The World Bank warned that after declining in the last couple of years, energy subsidies are coming back rapidly and at much higher levels than before Covid-19.
In recent years, the fight against energy price caps and subsidies, especially in more affluent countries, has also been fueled by climate concerns. These measures support fossil energy consumption, making it harder to limit the associated CO2 emissions.
Although energy subsidies have traditionally been concentrated in developing economies, they are now widespread in the richer countries as well. Since 2009 and until recently, the G7 and G20 committed to phasing out fossil fuel subsidies – a pledge that they repeated every year they met.
The policy responses to the current energy crisis conflict with that pledge. Ironically, in June 2022, the G7, an intergovernmental political forum consisting of Canada, France, Germany, Italy, Japan, the UK and the U.S., stated that “fossil fuel subsidies are inconsistent with the goals of the Paris Agreement” and reaffirmed their commitment to eliminate them by 2025. The irony is that many of the policy responses to the current crisis adopted by the same countries qualify as fossil fuel subsidies.
The gas price cap that the EU has been debating is another controversial measure. It would force suppliers to sell at the capped price. Aside from the technical complexity related to its application and adherence among all member countries, there is another roadblock.
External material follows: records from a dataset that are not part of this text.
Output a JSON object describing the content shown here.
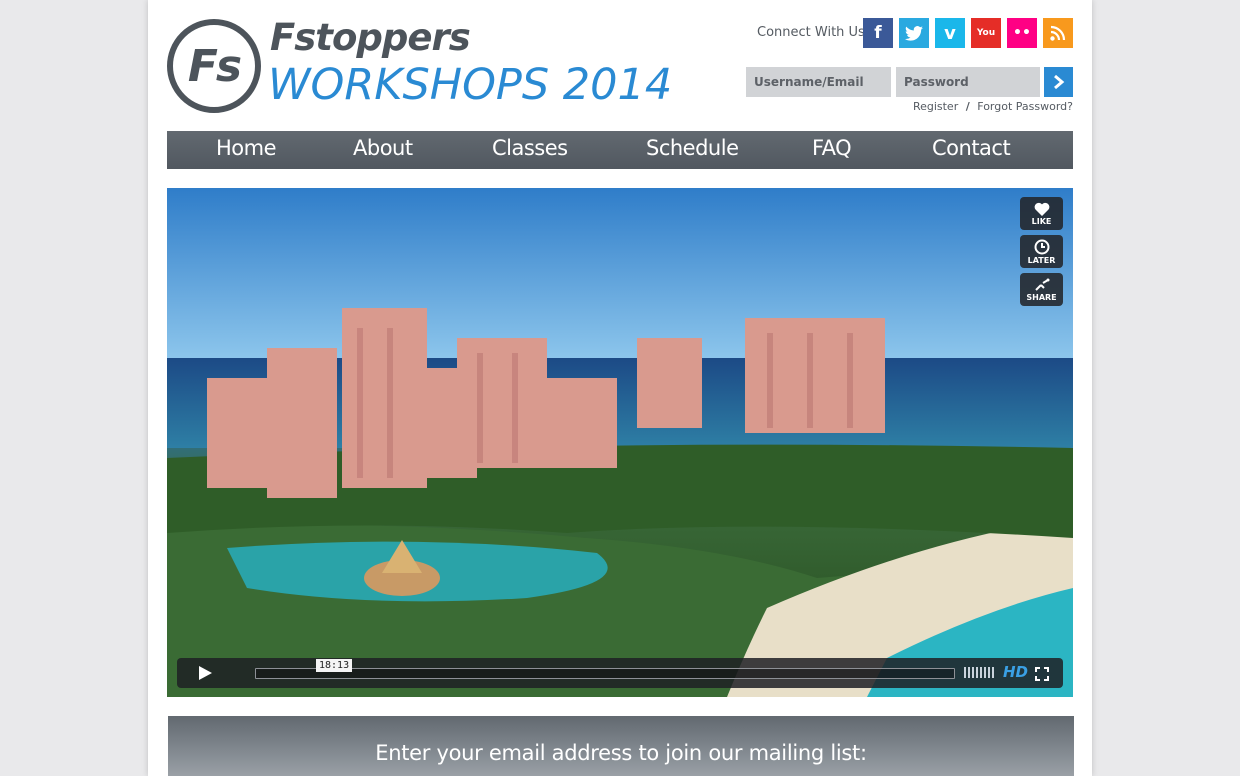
{
  "brand": {
    "mark": "Fs",
    "name": "Fstoppers",
    "subtitle": "WORKSHOPS 2014"
  },
  "social": {
    "label": "Connect With Us:",
    "items": [
      {
        "name": "facebook-icon",
        "glyph": "f",
        "color": "#3b5998"
      },
      {
        "name": "twitter-icon",
        "glyph": "",
        "color": "#2aa9e0"
      },
      {
        "name": "vimeo-icon",
        "glyph": "v",
        "color": "#1ab7ea"
      },
      {
        "name": "youtube-icon",
        "glyph": "You",
        "color": "#e52d27"
      },
      {
        "name": "flickr-icon",
        "glyph": "••",
        "color": "#ff0084"
      },
      {
        "name": "rss-icon",
        "glyph": "",
        "color": "#f8991d"
      }
    ]
  },
  "login": {
    "username_placeholder": "Username/Email",
    "password_placeholder": "Password",
    "register": "Register",
    "separator": "/",
    "forgot": "Forgot Password?"
  },
  "nav": {
    "items": [
      {
        "label": "Home"
      },
      {
        "label": "About"
      },
      {
        "label": "Classes"
      },
      {
        "label": "Schedule"
      },
      {
        "label": "FAQ"
      },
      {
        "label": "Contact"
      }
    ]
  },
  "video": {
    "time": "18:13",
    "quality": "HD",
    "side_buttons": [
      {
        "label": "LIKE",
        "icon": "heart-icon"
      },
      {
        "label": "LATER",
        "icon": "clock-icon"
      },
      {
        "label": "SHARE",
        "icon": "share-icon"
      }
    ],
    "progress": 0.0
  },
  "mailing": {
    "heading": "Enter your email address to join our mailing list:"
  },
  "colors": {
    "accent": "#2a8ad3",
    "nav_bg": "#585f66",
    "logo_gray": "#4d545b"
  }
}
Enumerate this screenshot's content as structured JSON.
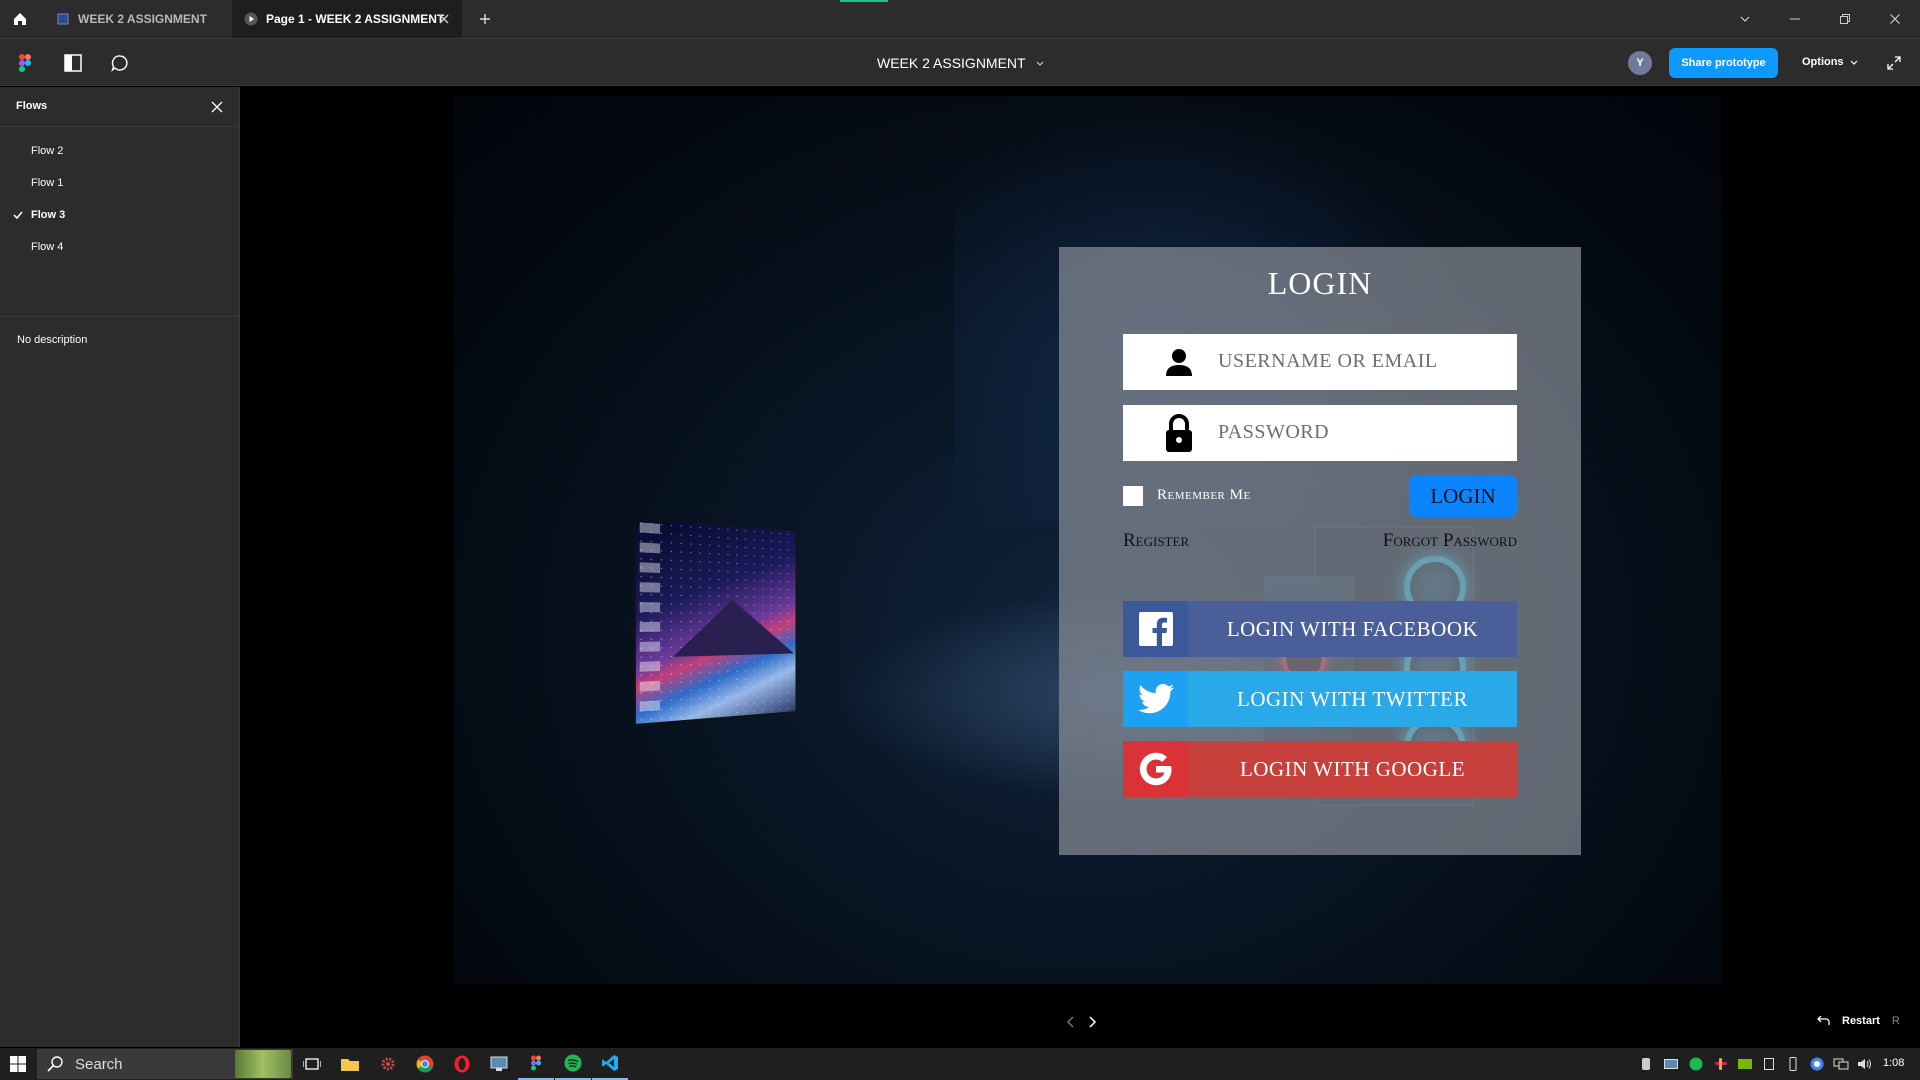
{
  "titlebar": {
    "tabs": [
      {
        "label": "WEEK 2 ASSIGNMENT"
      },
      {
        "label": "Page 1 - WEEK 2 ASSIGNMENT"
      }
    ]
  },
  "toolbar": {
    "file_title": "WEEK 2 ASSIGNMENT",
    "avatar_initial": "Y",
    "share_label": "Share prototype",
    "options_label": "Options"
  },
  "sidebar": {
    "title": "Flows",
    "flows": [
      {
        "label": "Flow 2",
        "active": false
      },
      {
        "label": "Flow 1",
        "active": false
      },
      {
        "label": "Flow 3",
        "active": true
      },
      {
        "label": "Flow 4",
        "active": false
      }
    ],
    "description": "No description"
  },
  "login": {
    "title": "LOGIN",
    "username_placeholder": "USERNAME OR EMAIL",
    "password_placeholder": "PASSWORD",
    "remember_label": "Remember Me",
    "login_button": "LOGIN",
    "register_label": "Register",
    "forgot_label": "Forgot Password",
    "facebook_label": "LOGIN WITH FACEBOOK",
    "twitter_label": "LOGIN WITH TWITTER",
    "google_label": "LOGIN WITH GOOGLE"
  },
  "prototype_nav": {
    "restart_label": "Restart",
    "restart_key": "R"
  },
  "taskbar": {
    "search_label": "Search",
    "clock": "1:08"
  },
  "colors": {
    "accent": "#0d99ff",
    "login_button": "#0a84ff",
    "facebook": "#3b5998",
    "twitter": "#1da1f2",
    "google": "#db3236"
  },
  "icons": [
    "home-icon",
    "figma-icon",
    "sidebar-toggle-icon",
    "comment-icon",
    "fullscreen-icon",
    "user-icon",
    "lock-icon",
    "facebook-icon",
    "twitter-icon",
    "google-icon",
    "windows-start-icon",
    "search-icon"
  ]
}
Countries like Germany, Denmark and the Netherlands have opposed it fearing it would encourage demand while decreasing supplies as sellers could halt shipment and divert their gas to more lucrative markets, thereby exacerbating an already dire situation.
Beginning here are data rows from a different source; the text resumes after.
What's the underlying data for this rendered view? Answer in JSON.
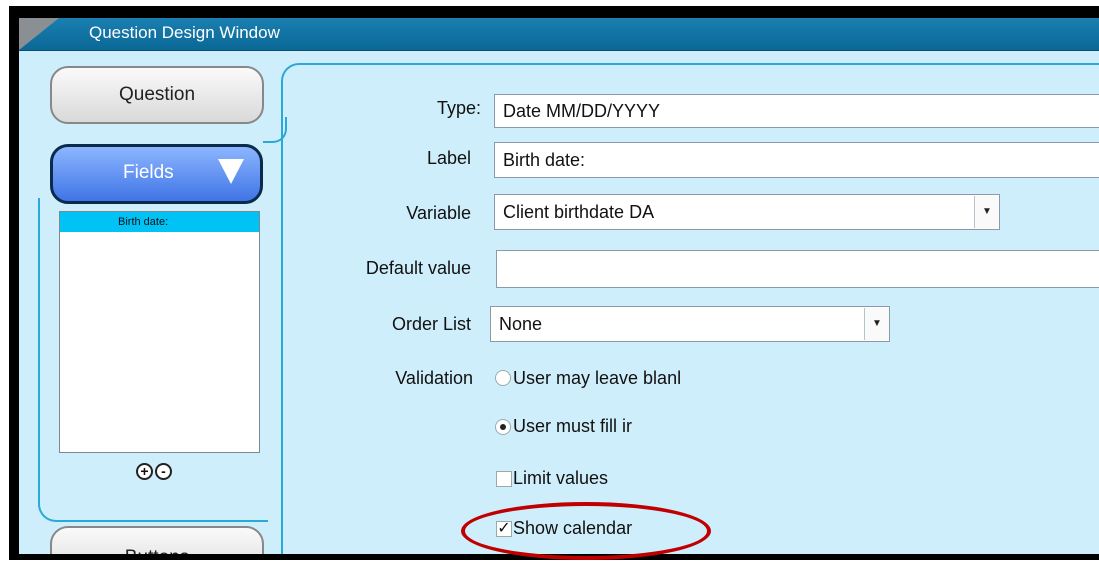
{
  "window": {
    "title": "Question Design Window"
  },
  "tabs": {
    "question": "Question",
    "fields": "Fields",
    "buttons": "Buttons"
  },
  "field_list": {
    "items": [
      "Birth date:"
    ]
  },
  "form": {
    "type_label": "Type:",
    "type_value": "Date MM/DD/YYYY",
    "label_label": "Label",
    "label_value": "Birth date:",
    "variable_label": "Variable",
    "variable_value": "Client birthdate DA",
    "default_label": "Default value",
    "default_value": "",
    "order_label": "Order List",
    "order_value": "None",
    "validation_label": "Validation",
    "opt_leave_blank": "User may leave blanl",
    "opt_must_fill": "User must fill ir",
    "limit_values": "Limit values",
    "show_calendar": "Show calendar"
  },
  "state": {
    "validation_selected": "User must fill ir",
    "limit_values_checked": false,
    "show_calendar_checked": true
  },
  "icons": {
    "add": "plus-circle-icon",
    "remove": "minus-circle-icon",
    "dropdown": "chevron-down-icon"
  }
}
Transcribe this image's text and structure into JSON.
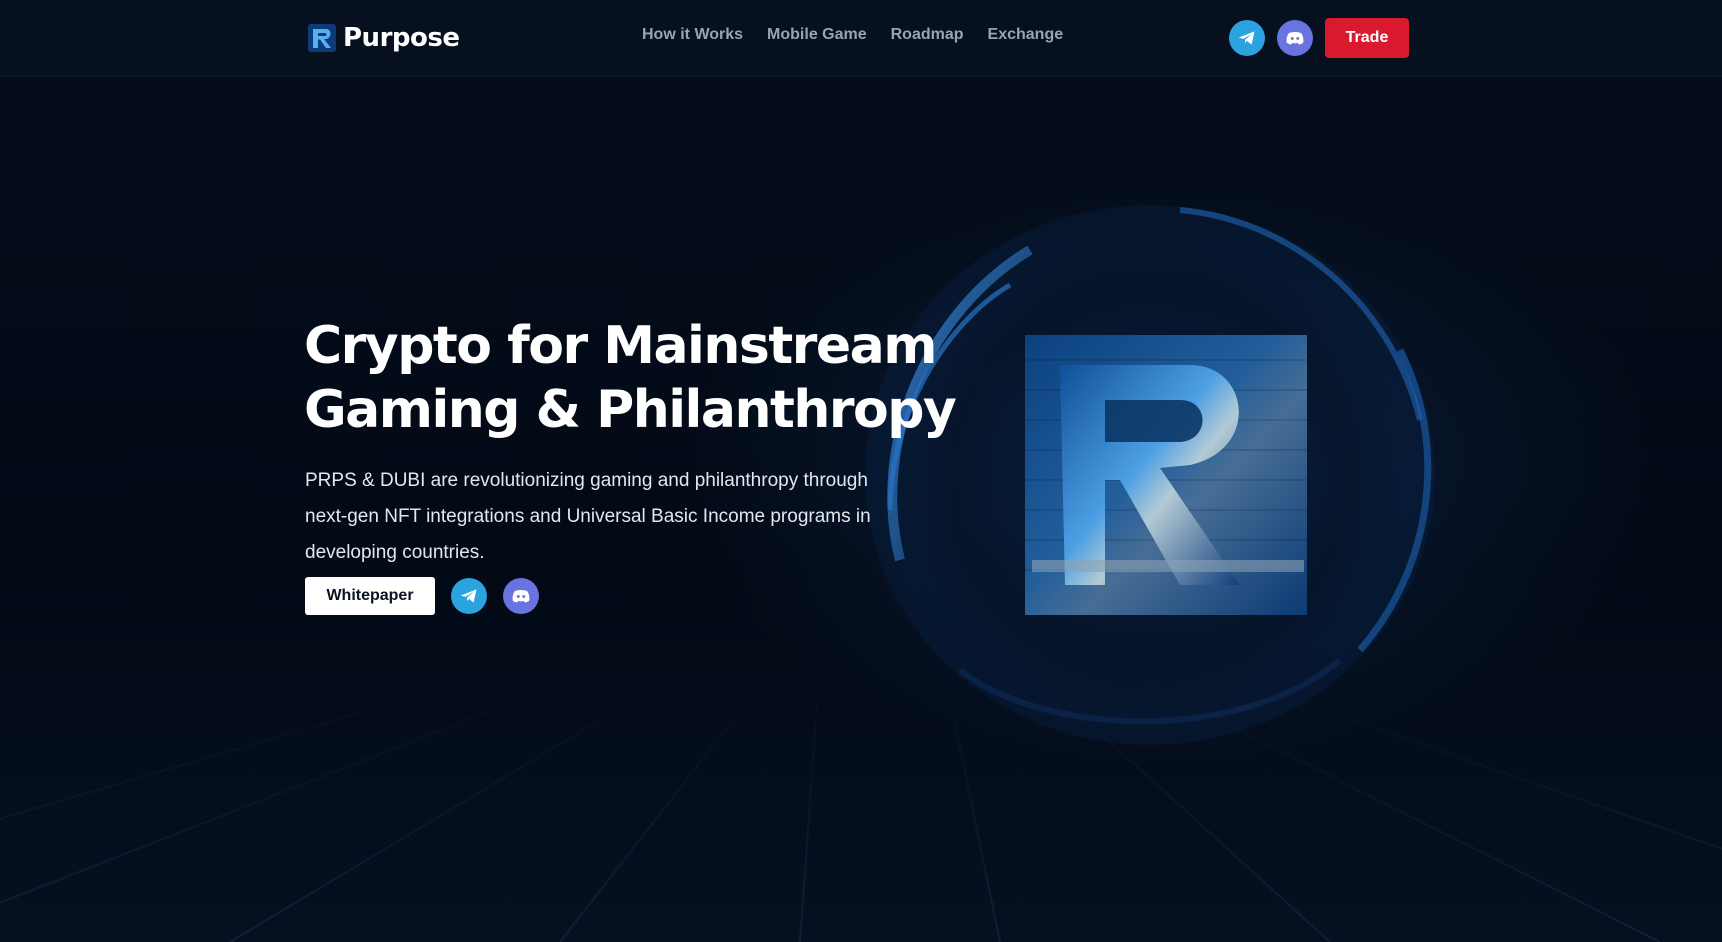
{
  "nav": {
    "brand": "Purpose",
    "links": [
      "How it Works",
      "Mobile Game",
      "Roadmap",
      "Exchange"
    ],
    "trade_label": "Trade"
  },
  "hero": {
    "title_line1": "Crypto for Mainstream",
    "title_line2": "Gaming & Philanthropy",
    "description": "PRPS & DUBI are revolutionizing gaming and philanthropy through next-gen NFT integrations and Universal Basic Income programs in developing countries.",
    "whitepaper_label": "Whitepaper"
  },
  "icons": {
    "telegram": "telegram-icon",
    "discord": "discord-icon",
    "logo": "purpose-logo-icon"
  },
  "colors": {
    "background": "#040b17",
    "trade": "#d9192e",
    "telegram": "#2aa3de",
    "discord": "#6a74e0",
    "nav_text": "#9aa3b2"
  }
}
Another problem with the cocktail of measures that policymakers have introduced to shield their economies from higher energy prices is the potential clash between fiscal and monetary policies. The IMF’s chief, Kristalina Georgieva, put it clearly: “[I]f monetary policy puts the brakes on, fiscal policy should not step on the accelerator. Otherwise, they would be going in a very bad direction.”
For consumers, high energy prices are undesirable. But prices shape behavior and alter preferences. Distorting such signals through price controls and subsidies will simply lead to an inefficient allocation of resources. This is one plain fact that economists agree on. However, policymakers prefer to commit an economic misstep rather than a political one. After all, no president or prime minister ever won an election by promising higher energy prices.